--- Data for analysis Enclosed Below ---

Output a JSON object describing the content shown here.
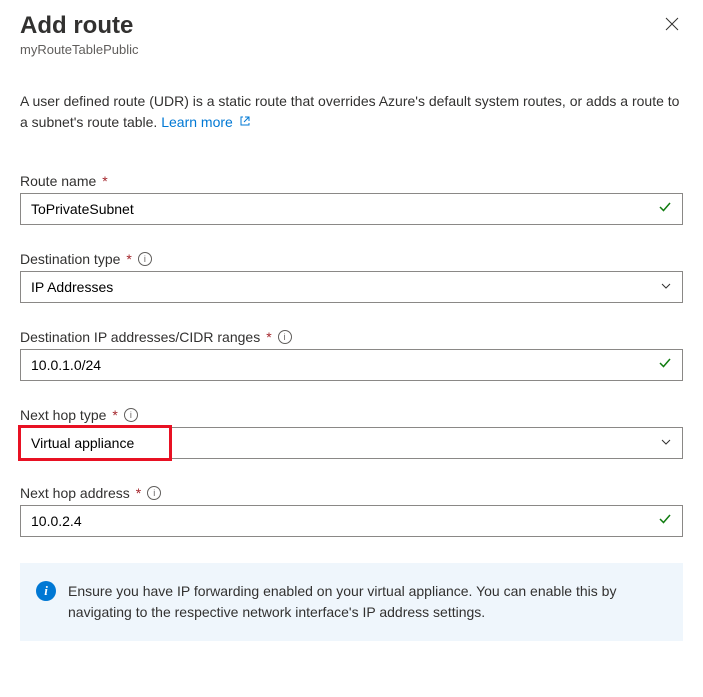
{
  "header": {
    "title": "Add route",
    "subtitle": "myRouteTablePublic"
  },
  "description": {
    "text": "A user defined route (UDR) is a static route that overrides Azure's default system routes, or adds a route to a subnet's route table. ",
    "learn_more": "Learn more"
  },
  "fields": {
    "route_name": {
      "label": "Route name",
      "value": "ToPrivateSubnet"
    },
    "dest_type": {
      "label": "Destination type",
      "value": "IP Addresses"
    },
    "dest_ip": {
      "label": "Destination IP addresses/CIDR ranges",
      "value": "10.0.1.0/24"
    },
    "next_hop_type": {
      "label": "Next hop type",
      "value": "Virtual appliance"
    },
    "next_hop_addr": {
      "label": "Next hop address",
      "value": "10.0.2.4"
    }
  },
  "callout": {
    "text": "Ensure you have IP forwarding enabled on your virtual appliance. You can enable this by navigating to the respective network interface's IP address settings."
  }
}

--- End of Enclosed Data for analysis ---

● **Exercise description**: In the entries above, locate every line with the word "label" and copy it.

● **Your solution**:
      "label": "Route name",
      "label": "Destination type",
      "label": "Destination IP addresses/CIDR ranges",
      "label": "Next hop type",
      "label": "Next hop address",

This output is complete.